Julie Myerson, British mom and writer, was lambasted for writing about her drug addicted teen in her recent book The Lost Child: A Mother’s Story. Her son called his mother “obscene” for “exploiting and exaggerating” his troubles even though he liked an early draft showed to him and let her use some of his poems. The book has just come out in the U.S. and Myerson is awaiting a possible backlash here. Or perhaps Americans are more used to exposes on drug abuse and tell-all stories in both books and in the media. Myerson states, for one, that this is her story and the way she saw it and, second, she saw a need in the U.K. to support other parents dealing with their childrens’ drug abuse, to let them know they aren’t alone. U.S. authors David Scheff (Beautiful Boy) and Michael Greenberg (Hurry Down Sunshine) have recently written about their children (drug abuse, mental illness, respectively) to popular acclaim. Read the Amazon reviews of these books to see many thankful responses of others dealing with loved ones lost in similar circumstances. “Heartbreaking,” “inspiring,” and “hopeful” describe these books.
Myerson made the decision to write her story to help other parents.
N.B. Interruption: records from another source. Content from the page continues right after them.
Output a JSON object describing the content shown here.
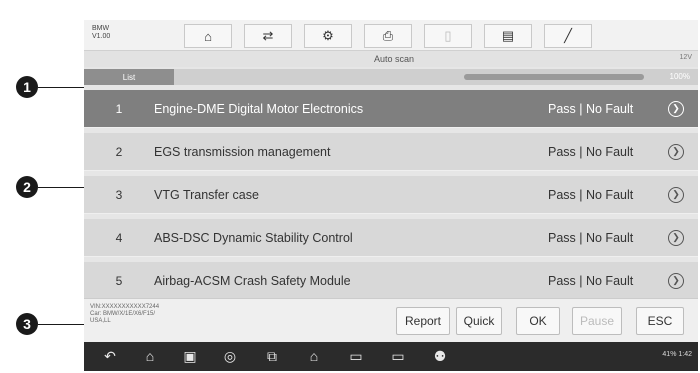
{
  "topbar": {
    "brand_line1": "BMW",
    "brand_line2": "V1.00",
    "toolbar_icons": [
      "home-icon",
      "vehicle-swap-icon",
      "settings-icon",
      "print-icon",
      "help-icon",
      "save-icon",
      "edit-icon"
    ],
    "toolbar_glyphs": [
      "⌂",
      "⇄",
      "⚙",
      "⎙",
      "▯",
      "▤",
      "╱"
    ]
  },
  "subbar": {
    "title": "Auto scan",
    "right_text": "12V"
  },
  "listbar": {
    "tab_label": "List",
    "progress_percent_text": "100%",
    "progress_fraction": 1.0
  },
  "systems": [
    {
      "num": "1",
      "name": "Engine-DME Digital Motor Electronics",
      "status": "Pass | No Fault",
      "selected": true
    },
    {
      "num": "2",
      "name": "EGS transmission management",
      "status": "Pass | No Fault",
      "selected": false
    },
    {
      "num": "3",
      "name": "VTG Transfer case",
      "status": "Pass | No Fault",
      "selected": false
    },
    {
      "num": "4",
      "name": "ABS-DSC Dynamic Stability Control",
      "status": "Pass | No Fault",
      "selected": false
    },
    {
      "num": "5",
      "name": "Airbag-ACSM Crash Safety Module",
      "status": "Pass | No Fault",
      "selected": false
    }
  ],
  "footer": {
    "vin_text": "VIN:XXXXXXXXXXX7244\nCar: BMW/X/1E/X6/F15/\nUSA,LL",
    "buttons": {
      "report": "Report",
      "quick": "Quick",
      "ok": "OK",
      "pause": "Pause",
      "esc": "ESC"
    }
  },
  "navbar": {
    "icons": [
      "back-icon",
      "home-icon",
      "recent-apps-icon",
      "browser-icon",
      "screenshot-icon",
      "vehicle-home-icon",
      "car-icon",
      "car-icon",
      "user-car-icon"
    ],
    "glyphs": [
      "↶",
      "⌂",
      "▣",
      "◎",
      "⧉",
      "⌂",
      "▭",
      "▭",
      "⚉"
    ],
    "status_text": "41% 1:42"
  },
  "callouts": {
    "c1": "1",
    "c2": "2",
    "c3": "3"
  },
  "colors": {
    "selected_row": "#7f7f7f",
    "row": "#d8d8d8",
    "navbar": "#2b2b2b"
  }
}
It is unclear at what point her son decided it was a fictionalized assault on his privacy – he was in his late teens when the troubles began and 20 when the book was first published. Scheff’s son and Greenberg’s daughter, on the other hand, were of legal age at the time of writing and approved of their fathers’ writings. A New York Times article, A Mother’s Memoir, A Son’s Anguish, gives an excellent discussion of this privacy dilemma. Underage child involved or only adults, all memoir writers must decide what to include about others in their lives and whether it is worth the possible ire or embarrassment of those others. If your book will help others desperately needing support, if it will help others gain understanding of the plight of others, is it worth it? Is it worth it for anything less? Can you be more tactful and respectful? These decisions should be made with a clear head sans thoughts of anger or revenge. And hopefully sheer exploitation for financial gain never crosses one’s mind.